Website and app data records
----

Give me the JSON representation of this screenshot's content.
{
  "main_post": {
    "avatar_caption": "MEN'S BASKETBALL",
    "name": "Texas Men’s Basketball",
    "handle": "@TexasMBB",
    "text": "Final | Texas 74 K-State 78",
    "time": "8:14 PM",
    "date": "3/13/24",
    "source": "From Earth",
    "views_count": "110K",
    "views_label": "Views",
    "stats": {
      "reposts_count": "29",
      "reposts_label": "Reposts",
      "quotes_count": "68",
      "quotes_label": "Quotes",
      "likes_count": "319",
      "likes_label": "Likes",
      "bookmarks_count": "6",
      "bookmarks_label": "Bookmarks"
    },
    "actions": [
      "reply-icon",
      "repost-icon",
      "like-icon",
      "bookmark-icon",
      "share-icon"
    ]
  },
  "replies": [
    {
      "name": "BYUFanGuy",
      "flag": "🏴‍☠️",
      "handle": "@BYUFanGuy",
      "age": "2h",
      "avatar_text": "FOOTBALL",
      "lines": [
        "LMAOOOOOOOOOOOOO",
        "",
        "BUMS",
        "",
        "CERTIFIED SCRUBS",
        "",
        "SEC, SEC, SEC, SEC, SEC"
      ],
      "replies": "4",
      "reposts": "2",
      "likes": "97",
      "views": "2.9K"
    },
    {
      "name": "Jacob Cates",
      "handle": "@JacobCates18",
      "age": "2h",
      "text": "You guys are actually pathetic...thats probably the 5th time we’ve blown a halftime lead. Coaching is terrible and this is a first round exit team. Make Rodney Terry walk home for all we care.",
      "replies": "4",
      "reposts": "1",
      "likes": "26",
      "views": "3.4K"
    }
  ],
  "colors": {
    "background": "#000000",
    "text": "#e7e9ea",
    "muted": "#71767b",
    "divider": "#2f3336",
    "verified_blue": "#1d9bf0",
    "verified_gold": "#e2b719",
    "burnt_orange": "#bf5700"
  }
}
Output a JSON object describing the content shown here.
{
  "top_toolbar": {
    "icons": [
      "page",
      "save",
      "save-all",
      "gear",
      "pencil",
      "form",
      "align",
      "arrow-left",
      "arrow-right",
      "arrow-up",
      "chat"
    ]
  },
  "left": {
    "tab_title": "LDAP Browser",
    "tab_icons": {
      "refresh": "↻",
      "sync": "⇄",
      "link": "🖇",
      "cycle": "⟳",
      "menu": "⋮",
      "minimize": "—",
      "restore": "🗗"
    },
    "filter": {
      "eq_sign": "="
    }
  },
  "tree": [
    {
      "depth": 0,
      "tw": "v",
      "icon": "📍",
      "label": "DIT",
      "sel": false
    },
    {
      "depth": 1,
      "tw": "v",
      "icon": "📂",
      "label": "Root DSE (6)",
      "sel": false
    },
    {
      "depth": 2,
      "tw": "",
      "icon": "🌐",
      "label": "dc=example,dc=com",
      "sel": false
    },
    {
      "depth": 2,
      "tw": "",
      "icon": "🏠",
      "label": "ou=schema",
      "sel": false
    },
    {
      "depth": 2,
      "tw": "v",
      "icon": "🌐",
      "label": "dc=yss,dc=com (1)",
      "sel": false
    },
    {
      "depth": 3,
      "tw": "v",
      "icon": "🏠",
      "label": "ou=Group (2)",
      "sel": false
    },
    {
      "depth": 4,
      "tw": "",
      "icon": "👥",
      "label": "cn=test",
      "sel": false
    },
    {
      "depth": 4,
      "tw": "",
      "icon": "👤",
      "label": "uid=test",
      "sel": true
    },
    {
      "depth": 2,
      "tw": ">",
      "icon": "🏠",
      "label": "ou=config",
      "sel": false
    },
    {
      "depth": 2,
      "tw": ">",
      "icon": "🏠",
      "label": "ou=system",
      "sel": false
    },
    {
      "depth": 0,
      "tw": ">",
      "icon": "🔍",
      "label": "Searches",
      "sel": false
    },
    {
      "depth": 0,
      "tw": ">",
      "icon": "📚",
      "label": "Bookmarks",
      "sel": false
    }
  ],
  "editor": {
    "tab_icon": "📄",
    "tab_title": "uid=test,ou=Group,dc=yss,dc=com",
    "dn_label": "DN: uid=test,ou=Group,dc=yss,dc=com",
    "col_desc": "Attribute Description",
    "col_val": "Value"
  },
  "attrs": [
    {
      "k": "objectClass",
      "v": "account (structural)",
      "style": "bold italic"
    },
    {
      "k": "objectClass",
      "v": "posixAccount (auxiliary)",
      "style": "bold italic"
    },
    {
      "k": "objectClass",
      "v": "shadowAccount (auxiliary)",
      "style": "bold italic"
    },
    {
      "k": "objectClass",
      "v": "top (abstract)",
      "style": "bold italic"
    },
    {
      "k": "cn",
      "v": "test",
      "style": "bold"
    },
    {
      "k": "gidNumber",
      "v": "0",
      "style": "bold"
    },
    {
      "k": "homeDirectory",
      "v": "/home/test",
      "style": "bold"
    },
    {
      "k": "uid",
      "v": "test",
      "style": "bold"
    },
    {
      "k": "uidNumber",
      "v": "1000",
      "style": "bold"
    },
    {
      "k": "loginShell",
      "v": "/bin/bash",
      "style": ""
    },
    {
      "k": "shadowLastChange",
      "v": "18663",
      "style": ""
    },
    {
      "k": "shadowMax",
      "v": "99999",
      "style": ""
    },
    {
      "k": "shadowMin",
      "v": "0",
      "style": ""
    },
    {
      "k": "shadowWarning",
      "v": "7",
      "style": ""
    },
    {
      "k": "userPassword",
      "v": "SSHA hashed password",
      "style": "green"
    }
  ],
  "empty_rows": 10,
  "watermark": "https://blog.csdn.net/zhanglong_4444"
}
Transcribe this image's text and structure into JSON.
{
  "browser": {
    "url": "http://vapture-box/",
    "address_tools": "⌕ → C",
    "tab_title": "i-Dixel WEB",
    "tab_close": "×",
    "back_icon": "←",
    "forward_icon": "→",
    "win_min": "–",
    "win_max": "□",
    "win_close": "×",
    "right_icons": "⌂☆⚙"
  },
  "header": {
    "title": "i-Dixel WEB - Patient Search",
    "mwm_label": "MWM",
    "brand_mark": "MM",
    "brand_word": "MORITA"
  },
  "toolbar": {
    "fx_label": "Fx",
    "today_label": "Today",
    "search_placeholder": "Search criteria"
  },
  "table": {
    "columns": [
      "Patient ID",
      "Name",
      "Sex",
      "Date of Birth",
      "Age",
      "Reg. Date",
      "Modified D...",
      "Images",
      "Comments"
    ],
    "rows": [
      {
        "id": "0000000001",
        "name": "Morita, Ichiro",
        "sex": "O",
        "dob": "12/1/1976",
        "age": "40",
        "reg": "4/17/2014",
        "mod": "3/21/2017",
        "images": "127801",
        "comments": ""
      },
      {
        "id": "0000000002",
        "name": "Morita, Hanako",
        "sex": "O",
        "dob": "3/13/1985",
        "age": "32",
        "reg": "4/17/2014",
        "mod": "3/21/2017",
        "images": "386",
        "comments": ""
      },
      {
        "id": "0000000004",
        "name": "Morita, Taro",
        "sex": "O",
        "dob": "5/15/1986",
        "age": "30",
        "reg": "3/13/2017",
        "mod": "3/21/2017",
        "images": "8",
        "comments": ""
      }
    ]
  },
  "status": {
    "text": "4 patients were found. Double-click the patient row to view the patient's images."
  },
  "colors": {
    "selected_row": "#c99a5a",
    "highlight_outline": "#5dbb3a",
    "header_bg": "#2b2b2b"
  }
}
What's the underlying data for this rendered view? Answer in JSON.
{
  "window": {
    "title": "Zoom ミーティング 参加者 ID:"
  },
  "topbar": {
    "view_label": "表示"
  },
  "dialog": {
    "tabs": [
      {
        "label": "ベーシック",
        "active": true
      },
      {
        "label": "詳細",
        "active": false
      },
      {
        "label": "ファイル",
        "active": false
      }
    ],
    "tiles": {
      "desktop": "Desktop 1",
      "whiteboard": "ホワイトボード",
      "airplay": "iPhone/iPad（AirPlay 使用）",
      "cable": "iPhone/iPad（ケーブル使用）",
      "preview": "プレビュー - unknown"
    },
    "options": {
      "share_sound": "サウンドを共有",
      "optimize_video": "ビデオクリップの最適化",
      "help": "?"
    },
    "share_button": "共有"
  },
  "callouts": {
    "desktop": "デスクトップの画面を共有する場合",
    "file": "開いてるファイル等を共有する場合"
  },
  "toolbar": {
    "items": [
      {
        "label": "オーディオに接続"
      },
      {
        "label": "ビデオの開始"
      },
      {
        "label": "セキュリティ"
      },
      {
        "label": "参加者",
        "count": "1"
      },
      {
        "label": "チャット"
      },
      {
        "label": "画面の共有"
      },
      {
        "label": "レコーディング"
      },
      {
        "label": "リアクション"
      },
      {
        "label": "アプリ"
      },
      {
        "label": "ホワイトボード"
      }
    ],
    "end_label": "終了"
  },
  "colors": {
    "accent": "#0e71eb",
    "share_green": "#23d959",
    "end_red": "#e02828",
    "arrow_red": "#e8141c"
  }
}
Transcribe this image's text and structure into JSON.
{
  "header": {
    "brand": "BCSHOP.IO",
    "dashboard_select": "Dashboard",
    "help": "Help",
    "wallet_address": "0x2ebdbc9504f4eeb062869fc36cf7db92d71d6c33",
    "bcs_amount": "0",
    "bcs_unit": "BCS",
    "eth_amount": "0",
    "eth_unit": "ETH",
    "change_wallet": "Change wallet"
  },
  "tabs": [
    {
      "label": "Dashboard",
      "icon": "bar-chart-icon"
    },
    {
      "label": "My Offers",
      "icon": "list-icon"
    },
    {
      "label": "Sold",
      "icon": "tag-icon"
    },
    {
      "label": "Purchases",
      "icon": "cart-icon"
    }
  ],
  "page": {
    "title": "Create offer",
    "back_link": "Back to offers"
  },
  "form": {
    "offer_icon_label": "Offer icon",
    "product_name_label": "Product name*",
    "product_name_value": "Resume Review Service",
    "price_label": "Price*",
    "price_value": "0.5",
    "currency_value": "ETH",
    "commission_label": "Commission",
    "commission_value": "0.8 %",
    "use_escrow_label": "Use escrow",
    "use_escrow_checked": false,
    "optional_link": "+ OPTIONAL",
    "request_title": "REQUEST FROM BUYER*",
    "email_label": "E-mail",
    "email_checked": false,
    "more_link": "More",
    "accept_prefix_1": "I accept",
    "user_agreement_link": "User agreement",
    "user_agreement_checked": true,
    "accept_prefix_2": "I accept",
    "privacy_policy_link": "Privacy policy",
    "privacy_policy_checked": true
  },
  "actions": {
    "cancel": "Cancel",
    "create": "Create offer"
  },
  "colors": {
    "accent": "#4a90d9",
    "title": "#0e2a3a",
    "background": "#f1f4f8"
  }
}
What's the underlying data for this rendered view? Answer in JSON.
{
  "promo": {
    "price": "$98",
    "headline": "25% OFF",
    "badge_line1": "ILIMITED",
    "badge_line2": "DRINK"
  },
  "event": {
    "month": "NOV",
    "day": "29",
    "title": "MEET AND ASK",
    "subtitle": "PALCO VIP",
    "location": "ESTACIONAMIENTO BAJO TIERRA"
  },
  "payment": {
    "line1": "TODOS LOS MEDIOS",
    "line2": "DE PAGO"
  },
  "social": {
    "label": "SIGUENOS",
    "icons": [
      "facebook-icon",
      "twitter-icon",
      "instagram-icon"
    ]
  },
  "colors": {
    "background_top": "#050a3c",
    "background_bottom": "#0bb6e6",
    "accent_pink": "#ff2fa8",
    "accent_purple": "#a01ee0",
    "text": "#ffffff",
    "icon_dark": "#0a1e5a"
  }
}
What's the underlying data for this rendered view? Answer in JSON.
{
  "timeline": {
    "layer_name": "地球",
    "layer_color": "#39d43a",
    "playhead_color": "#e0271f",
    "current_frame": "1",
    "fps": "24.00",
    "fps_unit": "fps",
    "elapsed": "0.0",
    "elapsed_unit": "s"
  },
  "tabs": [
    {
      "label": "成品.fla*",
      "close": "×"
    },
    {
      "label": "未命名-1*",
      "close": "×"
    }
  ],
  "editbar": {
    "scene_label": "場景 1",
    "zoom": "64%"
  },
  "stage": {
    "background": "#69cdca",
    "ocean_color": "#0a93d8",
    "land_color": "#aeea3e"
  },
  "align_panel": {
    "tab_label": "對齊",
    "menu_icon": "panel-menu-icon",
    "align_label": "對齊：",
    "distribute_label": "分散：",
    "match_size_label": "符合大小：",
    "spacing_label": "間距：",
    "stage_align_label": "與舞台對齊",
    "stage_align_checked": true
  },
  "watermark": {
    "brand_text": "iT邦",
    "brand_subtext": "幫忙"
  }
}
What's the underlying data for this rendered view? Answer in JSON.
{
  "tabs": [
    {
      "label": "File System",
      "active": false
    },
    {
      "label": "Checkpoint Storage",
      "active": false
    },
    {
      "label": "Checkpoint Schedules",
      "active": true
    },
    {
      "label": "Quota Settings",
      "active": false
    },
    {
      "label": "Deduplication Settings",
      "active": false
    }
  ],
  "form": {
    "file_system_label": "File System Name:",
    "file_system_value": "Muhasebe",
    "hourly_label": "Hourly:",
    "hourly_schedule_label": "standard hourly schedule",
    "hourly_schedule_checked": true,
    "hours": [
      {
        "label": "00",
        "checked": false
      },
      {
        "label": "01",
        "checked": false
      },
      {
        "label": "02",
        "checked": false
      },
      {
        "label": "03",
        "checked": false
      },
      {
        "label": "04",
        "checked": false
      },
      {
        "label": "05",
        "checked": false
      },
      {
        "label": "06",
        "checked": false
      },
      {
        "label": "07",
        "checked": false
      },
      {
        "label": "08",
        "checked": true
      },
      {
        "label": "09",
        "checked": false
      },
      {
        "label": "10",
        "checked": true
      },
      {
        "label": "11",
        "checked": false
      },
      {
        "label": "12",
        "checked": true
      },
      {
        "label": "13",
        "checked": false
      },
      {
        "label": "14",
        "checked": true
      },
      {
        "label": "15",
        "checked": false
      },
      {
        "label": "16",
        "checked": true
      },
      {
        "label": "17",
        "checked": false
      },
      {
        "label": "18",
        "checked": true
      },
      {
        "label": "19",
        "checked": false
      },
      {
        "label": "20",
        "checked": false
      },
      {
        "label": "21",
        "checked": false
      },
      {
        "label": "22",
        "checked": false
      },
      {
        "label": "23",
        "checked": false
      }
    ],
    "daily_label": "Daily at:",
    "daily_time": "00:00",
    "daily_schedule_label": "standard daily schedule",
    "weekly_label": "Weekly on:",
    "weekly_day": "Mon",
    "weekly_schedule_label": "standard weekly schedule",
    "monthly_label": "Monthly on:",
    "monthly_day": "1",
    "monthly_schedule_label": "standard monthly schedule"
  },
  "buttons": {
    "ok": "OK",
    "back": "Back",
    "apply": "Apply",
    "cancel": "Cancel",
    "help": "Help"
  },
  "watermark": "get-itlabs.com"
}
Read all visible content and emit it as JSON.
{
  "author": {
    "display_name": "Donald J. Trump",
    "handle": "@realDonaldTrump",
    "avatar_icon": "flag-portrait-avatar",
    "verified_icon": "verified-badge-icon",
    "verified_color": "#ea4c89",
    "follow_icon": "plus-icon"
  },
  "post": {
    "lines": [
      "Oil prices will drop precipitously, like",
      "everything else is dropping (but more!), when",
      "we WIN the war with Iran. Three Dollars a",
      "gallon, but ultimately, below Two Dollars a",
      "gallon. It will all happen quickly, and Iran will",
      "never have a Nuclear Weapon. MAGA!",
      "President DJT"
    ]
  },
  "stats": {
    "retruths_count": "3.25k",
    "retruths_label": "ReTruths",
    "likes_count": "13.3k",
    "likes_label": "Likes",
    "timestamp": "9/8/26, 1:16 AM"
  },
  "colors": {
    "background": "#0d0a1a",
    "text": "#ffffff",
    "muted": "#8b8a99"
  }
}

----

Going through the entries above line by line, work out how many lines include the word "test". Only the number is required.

■ **Solution for this exercise**:
7